If you have never played an RPG then Glory of Heracles is a good place to start. It’s not overly-complex and won’t intimidate the player. You will also like this game if greek mythology is something you enjoy as the setting does capture that feeling well. However, veterans of the JRPG will not find much new here and the mediocre middle-part of the game may be enough to stop players a bit short of a fairly good mystery.

3 stars



  1. “Eh, it’s okay.”

    The phrase that dooms games into obscurity. Now I know why no one mentions Glory of Heracles.

    Nintendrone on July 13 |
  2. I’ve been considering picking this up ever since JonTron mentioned it in his Hercules episode, but something always just caused me to overlook it. I think I’d be interested in this game now that I have a better understanding of it. One thing I do want to ask is how much of an effect the row mechanic will actually have on battles.
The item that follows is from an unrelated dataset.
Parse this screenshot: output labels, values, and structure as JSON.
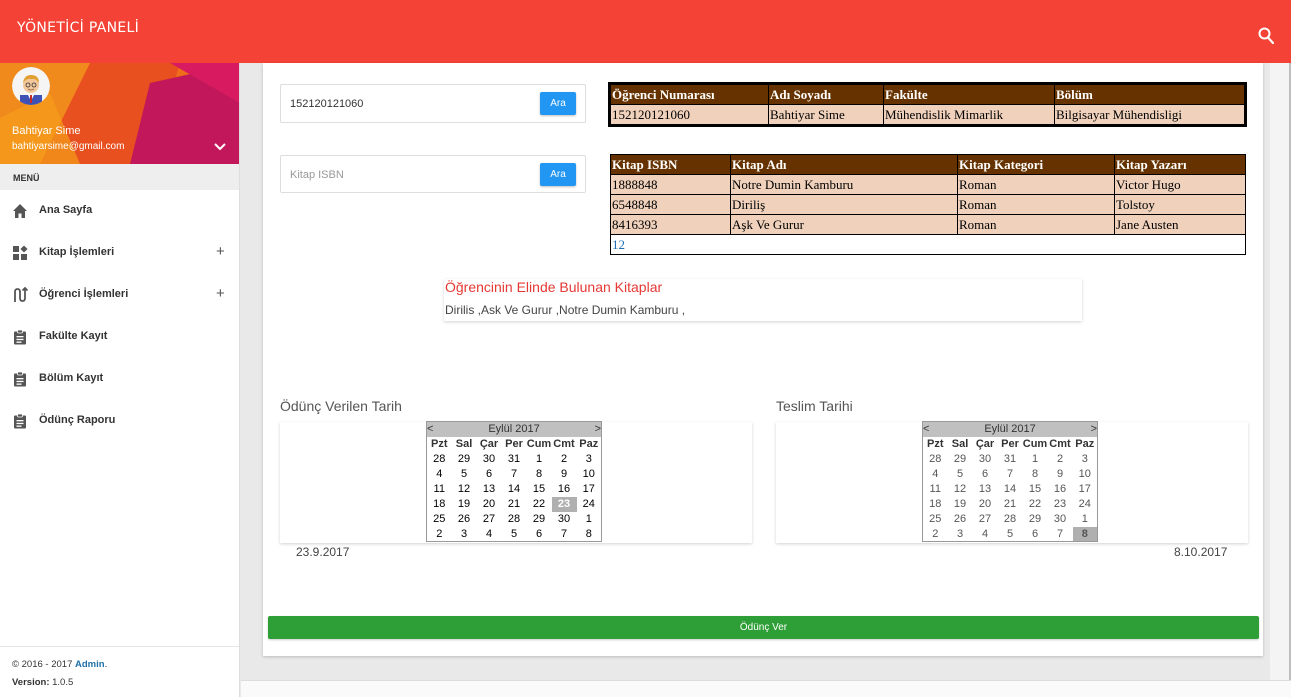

In most games that have that system, I get the feeling that the developers intended the players to switch the position of their characters frequently during tough battles, but I’ve almost never found a situation where the classic front row fighters and tanks/back row mages and archers setup would ever have to be changed, unless there was that one specific boss that went “In two turns, I’m gonna nuke the front row!”.

    (This has nothing to do with the article but if people here are interested in another good JRPG on the DS, look up Magical Starsign, it is hands-down one of my favorite DS games)

    Spiral on July 14 |